Link to comment

Yes! There's so much out there and I love the collaboration between teacher and pianist.  When it works, it's really so satisfying. 

We don't have live accompaniment until the mid-intermediate level (fifth year) and then from then on through pre-professional (and all adult classes), all classes have live accompaniment.

While I enjoy playing advanced classes, my favorite classes actually are adult intermediate/low advanced and student level intermediate.  First, the adults often just love the music, and it's a pleasure to play for them.  The mid-intermediate students are also a pleasure because it's the first time they are dancing with an accompanist, and it's satisfying to watch them start to take ownership of their artistic development...with live accompaniment they start to feel like "real" dancers and I love watching that transition in them!

I pick different tempos and selections for the intermediate students than for advanced classes, but even mid-intermediate, I'm playing real music for them.  There's plenty that has clear, easy-to-follow contours to it but is still sophisticated and artistically important: gavottes, etudes, gigues--you name it.  I often use a lot of pedagogical pieces for piano...Kabalevsky, Burgmuller, or from classic children's albums like Schumann and Tchaikovsky (non ballet, haha) etc.  Folk music is so useful here: Scottish, Russian, Klezmer, German--you name it.  Usually totally square and very rhythmic. 

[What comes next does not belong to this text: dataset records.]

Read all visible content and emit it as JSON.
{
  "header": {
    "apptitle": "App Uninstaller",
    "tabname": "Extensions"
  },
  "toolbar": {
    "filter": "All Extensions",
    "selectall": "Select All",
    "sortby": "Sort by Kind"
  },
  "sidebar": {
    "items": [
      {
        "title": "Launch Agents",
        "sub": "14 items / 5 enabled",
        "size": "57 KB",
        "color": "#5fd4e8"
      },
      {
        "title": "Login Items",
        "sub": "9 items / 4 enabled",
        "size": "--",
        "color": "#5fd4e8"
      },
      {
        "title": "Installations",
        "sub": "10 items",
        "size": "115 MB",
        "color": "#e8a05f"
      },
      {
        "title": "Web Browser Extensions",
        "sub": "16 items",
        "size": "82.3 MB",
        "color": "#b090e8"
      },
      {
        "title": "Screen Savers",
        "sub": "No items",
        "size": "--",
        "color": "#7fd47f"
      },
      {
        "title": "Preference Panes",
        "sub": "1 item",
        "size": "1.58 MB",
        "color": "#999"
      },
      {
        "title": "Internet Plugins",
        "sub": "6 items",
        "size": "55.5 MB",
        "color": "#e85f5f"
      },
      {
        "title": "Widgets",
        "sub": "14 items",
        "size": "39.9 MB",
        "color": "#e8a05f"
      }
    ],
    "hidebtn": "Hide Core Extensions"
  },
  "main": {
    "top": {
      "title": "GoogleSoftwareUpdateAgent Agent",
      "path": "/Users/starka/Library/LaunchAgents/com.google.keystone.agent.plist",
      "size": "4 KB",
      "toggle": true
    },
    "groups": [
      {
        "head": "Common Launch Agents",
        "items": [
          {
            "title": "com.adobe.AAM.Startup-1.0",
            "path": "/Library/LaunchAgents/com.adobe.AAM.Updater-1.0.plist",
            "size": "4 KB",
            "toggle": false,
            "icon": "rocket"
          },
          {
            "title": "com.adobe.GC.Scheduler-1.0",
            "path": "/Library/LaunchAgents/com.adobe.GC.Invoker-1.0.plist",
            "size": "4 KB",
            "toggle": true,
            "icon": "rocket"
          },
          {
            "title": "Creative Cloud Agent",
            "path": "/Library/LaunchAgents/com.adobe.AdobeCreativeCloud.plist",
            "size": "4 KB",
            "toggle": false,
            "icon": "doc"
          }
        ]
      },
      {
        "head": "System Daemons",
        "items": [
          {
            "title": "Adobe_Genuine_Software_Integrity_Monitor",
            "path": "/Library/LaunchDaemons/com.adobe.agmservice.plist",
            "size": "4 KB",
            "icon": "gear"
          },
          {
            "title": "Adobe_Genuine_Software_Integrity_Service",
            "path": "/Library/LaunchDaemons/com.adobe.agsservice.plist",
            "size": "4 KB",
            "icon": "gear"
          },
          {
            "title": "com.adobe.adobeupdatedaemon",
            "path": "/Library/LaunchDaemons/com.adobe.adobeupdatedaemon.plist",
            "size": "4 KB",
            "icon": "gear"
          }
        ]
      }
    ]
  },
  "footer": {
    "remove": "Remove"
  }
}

But my favorite class just happened recently.  The power went out just as an end-of-year parent observation class was about to take place for a third year class (my school does not do recitals on principle, but parents come and watch a technique class at the end of the year to see progress).  Anyway, without power, there was no way to use a CD, but pianos don't need power!  The kids did great, they were a bit intimidated at first, but then really rallied and the parents just loved it.  Definitely called for massively slow tempos, clear rhythms and accents, single side exercises...but a pleasure for me to figure out how to bring it musically, and still keep them showing their technique at its best. 

Link to comment

Join the conversation

You can post now and register later. If you have an account, sign in now to post with your account.

Guest
Reply to this topic...

×   Pasted as rich text.   Paste as plain text instead

  Only 75 emoji are allowed.

×   Your link has been automatically embedded.   Display as a link instead

×   Your previous content has been restored.   Clear editor

×   You cannot paste images directly. Upload or insert images from URL.

  • Recently Browsing   0 members

    No registered users viewing this page.

×
×
  • Create New...